And so in the Journey to the West (in the original story, the monk and his companions travel to the West, meaning India, which is the source of Buddhism) Josephine transgresses the constraints of power: of her cage (institution) and historical modernity, freely competing with Klein’s scale of the man or the Black Square.
So, the symbolic Black Square framed by a blue line appearing upstairs, could be taken here as a symbol of modernity with its inevitable conclusion: destruction of established tradition only in order to inevitably establish a new one and remain at its centre. Josephine thus is meant to become the opposing force to the black square, or perhaps the whole modern tradition, simply as a black and white rabbit.
The Black Square in its attempt at destruction of the Icon was destined to simply replace it. It thus became a new symbol and source of a new materialistic myth, which due to its quality has remained materialised. One visit to the actual physical object makes one realise it actually exists within the materialist reality, that it is just a painting, and this material presence thus shatters its myth. On the other hand, Josephine does not offer such possibility. Once established, her myth will remain, precisely because she is destined to disappear, and nothing can possibly prevent it. Josephine is then what remains (following the What remains the poets provide) through the various other works of art which point to her and which introduce Josephine’s myth. She is the source (in the same sense as the Black Square became the symbolic source of creation and the new materialist holy).

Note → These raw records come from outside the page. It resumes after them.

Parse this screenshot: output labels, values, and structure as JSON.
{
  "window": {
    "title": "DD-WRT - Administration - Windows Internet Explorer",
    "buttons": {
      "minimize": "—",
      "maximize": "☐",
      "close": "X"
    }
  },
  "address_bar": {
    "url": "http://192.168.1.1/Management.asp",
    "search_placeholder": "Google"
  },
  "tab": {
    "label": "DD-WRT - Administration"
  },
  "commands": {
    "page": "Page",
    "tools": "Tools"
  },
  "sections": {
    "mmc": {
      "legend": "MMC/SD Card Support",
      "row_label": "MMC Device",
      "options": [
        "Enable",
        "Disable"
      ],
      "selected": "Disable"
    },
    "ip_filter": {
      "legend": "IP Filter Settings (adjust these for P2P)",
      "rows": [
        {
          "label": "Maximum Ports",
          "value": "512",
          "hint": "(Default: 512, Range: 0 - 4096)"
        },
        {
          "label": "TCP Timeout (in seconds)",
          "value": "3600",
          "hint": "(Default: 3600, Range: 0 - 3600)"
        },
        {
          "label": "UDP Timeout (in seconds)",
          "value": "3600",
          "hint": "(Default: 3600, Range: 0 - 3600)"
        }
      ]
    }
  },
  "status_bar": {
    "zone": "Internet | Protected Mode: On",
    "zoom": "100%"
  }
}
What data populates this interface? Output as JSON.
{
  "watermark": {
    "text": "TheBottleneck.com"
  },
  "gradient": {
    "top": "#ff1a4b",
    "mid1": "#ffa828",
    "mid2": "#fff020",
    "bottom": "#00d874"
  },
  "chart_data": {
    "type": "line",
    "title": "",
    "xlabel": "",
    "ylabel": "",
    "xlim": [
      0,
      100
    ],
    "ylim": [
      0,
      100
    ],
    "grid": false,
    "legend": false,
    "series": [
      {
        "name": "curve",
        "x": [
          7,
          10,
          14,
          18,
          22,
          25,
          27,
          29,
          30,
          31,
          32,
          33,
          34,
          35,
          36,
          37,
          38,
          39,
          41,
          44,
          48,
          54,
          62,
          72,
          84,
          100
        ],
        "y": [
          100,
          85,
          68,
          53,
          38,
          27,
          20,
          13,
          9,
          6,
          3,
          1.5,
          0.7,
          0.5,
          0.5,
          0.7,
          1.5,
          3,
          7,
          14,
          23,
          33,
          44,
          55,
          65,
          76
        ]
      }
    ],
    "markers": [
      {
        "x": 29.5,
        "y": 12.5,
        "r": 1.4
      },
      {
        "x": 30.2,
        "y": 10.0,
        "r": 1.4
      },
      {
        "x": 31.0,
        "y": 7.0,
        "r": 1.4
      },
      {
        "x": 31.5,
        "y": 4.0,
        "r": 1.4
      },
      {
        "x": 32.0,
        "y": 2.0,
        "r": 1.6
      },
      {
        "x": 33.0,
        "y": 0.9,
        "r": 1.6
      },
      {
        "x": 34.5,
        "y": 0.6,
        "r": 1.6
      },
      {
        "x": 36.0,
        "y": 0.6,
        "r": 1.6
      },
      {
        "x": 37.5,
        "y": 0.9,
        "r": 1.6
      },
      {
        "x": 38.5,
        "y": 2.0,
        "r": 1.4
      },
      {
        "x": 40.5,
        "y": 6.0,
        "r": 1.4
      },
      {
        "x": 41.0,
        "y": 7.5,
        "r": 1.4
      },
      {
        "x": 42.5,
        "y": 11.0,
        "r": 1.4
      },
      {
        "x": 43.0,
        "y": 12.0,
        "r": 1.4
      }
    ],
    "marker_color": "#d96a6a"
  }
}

Malevich wrote: ‘the image that survives the work of destruction is the image of destruction’.

What can then survive the work of destruction of the oversaturation and overproduction of contemporary modern culture? Now, at the time when everything is attainable in the abundance of internet, when technology can reconstruct anything and the institutions maintain countless works of art on a mass scale. Which of these works will be able to avoid destruction of their myth? Only a work of art as a living being, with its impermanence and destined unattainability, can create an indestructible myth and thus survive the work of destruction in the digi-materialistic era.

art by Michal Martychowiec
art by Michal Martychowiec
art by Michal Martychowiec
art by Michal Martychowiec
art by Michal Martychowiec
art by Michal Martychowiec
art by Michal Martychowiec
art by Michal Martychowiec
art by Michal Martychowiec
art by Michal Martychowiec
art by Michal Martychowiec
art by Michal Martychowiec
art by Michal Martychowiec
art by Michal Martychowiec
art by Michal Martychowiec
art by Michal Martychowiec
art by Michal Martychowiec
art by Michal Martychowiec
art by Michal Martychowiec
art by Michal Martychowiec
art by Michal Martychowiec
art by Michal Martychowiec